Find your feet
Geneva sits on the south-west shore of Lake Geneva, also known as Lac Léman, divided by the River Rhône River as it flows into France. Stroll along the promenade by the water's edge, looking out towards imperious snow-capped Mont Blanc and the green ridge of the Jura mountains. Paddle steamers and small boats, such as the tiny yellow public ferries or mouettes, will criss-cross your line of sight between the banks. Turn away from the water's edge opposite the floral clock in the Jardin Anglais and head up into the Old Town and the cathedral of St Peter; looking left and right you will see a barrage of well-known designer names as you cross the Rue du Rhône.
The cathedral square marks the heart of the old city and is home to the International Museum of the Reformation, which explains the city's role in cementing the Protestant Reformation in the mid-16th century. Opposite is the appropriately plain chapel of John Calvin, the French theologian who is credited with transforming the city into an autonomous state under the new religion and a centre for learning. Keep heading up the narrow streets lined with tall, shuttered town houses and stop to catch your breath in the cobbled Place du Bourg-de-Four opposite the Palais de Justice. Grab a table at La Clémence (www.laclemence.ch), a reasonably priced cafe and local institution where both the clientele and staff are friendly, before exploring the mix of clothing boutiques and fine arts shops and galleries nearby.
Meet the locals

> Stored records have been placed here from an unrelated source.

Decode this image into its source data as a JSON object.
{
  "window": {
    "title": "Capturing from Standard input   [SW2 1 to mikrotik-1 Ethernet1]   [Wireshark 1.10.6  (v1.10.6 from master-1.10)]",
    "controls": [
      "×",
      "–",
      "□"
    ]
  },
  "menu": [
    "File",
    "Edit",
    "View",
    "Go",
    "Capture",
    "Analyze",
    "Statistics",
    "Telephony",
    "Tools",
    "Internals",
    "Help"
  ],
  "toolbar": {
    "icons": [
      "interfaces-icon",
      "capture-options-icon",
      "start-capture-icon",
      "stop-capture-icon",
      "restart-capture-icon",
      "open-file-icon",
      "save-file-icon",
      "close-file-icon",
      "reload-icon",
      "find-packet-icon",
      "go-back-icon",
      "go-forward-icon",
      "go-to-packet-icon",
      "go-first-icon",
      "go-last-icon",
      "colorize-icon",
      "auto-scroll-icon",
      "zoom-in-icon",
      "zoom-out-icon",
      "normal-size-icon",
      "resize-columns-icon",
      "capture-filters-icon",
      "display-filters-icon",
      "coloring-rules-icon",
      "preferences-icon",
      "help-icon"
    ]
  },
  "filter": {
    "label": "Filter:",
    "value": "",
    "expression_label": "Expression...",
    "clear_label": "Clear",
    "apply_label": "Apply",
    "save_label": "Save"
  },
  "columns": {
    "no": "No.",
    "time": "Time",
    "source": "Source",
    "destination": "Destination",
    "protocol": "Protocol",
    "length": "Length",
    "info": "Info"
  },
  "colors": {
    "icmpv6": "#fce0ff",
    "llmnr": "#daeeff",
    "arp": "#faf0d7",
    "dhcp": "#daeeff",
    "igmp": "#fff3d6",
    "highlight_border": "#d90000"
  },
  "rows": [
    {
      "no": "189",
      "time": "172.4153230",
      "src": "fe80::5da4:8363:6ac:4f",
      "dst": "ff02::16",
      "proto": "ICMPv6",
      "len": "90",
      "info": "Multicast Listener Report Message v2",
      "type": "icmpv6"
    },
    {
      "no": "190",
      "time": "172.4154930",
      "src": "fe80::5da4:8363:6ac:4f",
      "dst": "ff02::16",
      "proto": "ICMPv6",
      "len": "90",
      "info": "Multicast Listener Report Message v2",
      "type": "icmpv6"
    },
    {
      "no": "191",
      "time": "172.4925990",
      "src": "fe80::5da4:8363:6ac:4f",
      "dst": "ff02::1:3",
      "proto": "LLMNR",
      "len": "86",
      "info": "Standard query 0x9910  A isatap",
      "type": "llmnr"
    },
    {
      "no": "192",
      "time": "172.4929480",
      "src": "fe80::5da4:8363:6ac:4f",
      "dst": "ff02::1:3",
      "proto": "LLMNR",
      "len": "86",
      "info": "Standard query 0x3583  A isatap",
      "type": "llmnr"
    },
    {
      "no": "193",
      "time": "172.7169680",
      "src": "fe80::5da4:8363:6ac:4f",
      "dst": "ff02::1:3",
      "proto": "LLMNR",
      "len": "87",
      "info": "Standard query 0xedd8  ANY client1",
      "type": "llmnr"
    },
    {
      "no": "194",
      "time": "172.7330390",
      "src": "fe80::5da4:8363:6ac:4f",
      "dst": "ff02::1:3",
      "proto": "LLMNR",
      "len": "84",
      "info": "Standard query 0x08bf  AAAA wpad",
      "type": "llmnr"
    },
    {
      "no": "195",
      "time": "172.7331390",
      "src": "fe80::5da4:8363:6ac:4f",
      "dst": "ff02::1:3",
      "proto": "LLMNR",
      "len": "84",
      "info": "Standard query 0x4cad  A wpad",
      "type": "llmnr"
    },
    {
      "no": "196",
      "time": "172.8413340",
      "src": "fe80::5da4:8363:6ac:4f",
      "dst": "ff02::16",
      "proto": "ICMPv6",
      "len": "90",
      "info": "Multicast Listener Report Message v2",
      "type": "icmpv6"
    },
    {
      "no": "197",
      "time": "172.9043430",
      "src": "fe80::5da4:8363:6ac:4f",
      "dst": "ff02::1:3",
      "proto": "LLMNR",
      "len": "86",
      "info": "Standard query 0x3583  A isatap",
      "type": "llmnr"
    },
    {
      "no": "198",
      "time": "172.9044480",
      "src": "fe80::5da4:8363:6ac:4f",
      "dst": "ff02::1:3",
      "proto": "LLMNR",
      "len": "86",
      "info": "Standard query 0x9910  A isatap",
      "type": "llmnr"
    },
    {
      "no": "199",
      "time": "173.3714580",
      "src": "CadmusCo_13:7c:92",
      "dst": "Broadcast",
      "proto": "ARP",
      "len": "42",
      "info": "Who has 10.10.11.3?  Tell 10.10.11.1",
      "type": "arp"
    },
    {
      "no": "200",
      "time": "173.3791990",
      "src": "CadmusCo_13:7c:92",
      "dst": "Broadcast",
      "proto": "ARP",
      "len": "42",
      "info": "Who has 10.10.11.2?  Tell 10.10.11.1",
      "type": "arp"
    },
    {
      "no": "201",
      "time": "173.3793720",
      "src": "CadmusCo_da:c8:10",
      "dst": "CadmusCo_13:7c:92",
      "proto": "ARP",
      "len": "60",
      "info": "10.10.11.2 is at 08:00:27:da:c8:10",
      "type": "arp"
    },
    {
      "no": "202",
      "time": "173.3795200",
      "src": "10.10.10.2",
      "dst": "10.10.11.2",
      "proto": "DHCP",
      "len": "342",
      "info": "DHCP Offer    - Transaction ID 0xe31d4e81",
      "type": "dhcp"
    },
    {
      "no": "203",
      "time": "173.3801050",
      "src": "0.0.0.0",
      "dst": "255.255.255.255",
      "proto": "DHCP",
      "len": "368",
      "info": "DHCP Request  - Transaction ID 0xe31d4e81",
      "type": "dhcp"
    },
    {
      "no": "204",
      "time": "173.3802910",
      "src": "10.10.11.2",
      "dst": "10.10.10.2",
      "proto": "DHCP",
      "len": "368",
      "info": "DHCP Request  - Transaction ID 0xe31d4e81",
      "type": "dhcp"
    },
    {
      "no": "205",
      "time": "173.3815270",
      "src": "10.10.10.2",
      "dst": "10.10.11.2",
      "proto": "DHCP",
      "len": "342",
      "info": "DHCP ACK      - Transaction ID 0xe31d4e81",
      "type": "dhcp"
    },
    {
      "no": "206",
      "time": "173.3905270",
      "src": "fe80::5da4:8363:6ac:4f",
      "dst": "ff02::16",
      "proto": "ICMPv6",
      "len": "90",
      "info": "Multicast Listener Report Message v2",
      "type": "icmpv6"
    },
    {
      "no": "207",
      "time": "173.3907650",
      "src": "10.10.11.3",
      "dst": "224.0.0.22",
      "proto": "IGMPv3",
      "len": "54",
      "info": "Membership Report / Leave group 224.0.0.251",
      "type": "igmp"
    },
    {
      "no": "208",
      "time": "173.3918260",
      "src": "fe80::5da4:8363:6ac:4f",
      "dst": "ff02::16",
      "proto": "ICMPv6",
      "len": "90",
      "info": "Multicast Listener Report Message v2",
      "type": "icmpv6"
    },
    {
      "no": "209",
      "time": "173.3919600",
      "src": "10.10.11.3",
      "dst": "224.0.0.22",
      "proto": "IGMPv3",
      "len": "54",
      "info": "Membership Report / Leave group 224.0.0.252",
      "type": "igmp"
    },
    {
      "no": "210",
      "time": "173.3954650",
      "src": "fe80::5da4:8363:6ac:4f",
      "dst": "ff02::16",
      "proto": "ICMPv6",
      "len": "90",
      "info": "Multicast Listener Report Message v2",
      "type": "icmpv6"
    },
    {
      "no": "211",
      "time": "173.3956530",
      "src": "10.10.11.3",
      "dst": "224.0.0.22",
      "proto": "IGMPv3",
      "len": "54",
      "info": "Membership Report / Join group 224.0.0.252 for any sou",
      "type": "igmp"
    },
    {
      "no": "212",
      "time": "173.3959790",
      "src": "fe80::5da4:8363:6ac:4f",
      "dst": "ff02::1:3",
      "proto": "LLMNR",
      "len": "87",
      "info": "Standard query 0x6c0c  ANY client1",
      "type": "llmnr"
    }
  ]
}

Take a tram from Cornavin Station on the right bank to the weekend flea market at Plaine de Plainpalais, where local traders hawk everything from kitchen appliances to Swiss-army surplus. On a Saturday, continue your journey to the trendy suburb of Carouge, where a farmer's market transforms the lovely main square. You can buy all sorts of fresh produce, meats and cheeses here. After the day's business is done, the stall holders get together to enjoy the afternoon sunshine.
Book a table
Geneva is well known for fine dining, but for a table with a changing view, book a gourmet lake cruise aboard the Savoie paddle steamer. From May until September, diners can experience the talents of chef Philippe Chevrier, who normally oversees the kitchens at the two Michelin-starred restaurant Domaine de Châteauvieux outside the city. A four-course evening meal costs 103 francs (Dh486) per person (www.cgn.ch).
Chanel, Hermès, Fendi, Dior, Yves St Laurent, Patek Philippe ... the list of design houses, jewellers and watchmakers offering VIP service along the Rue du Rhône is formidable. Fabergé has its one and only boutique in Geneva, which should tell you something.
What to avoid
Pâquis, the area directly behind the Quai du Mont-Blanc on the right bank, is where you'll find shisha cafes and authentic Middle Eastern restaurants - but be warned that it's also home to some seedy-looking, heavily curtained bars.
A small white tower jutting out into the lake off the right bank marks the Jetée des Pâquis, and a private beach known as Bains des Pâquis (www.bains-des-paquis.ch). For two francs (Dh9), you can unroll a towel on the shingle and take a dip in the lake.
Return flights on Etihad Airways (www.etihadairways.com) from Abu Dhabi to Geneva cost from Dh2,870, including taxes.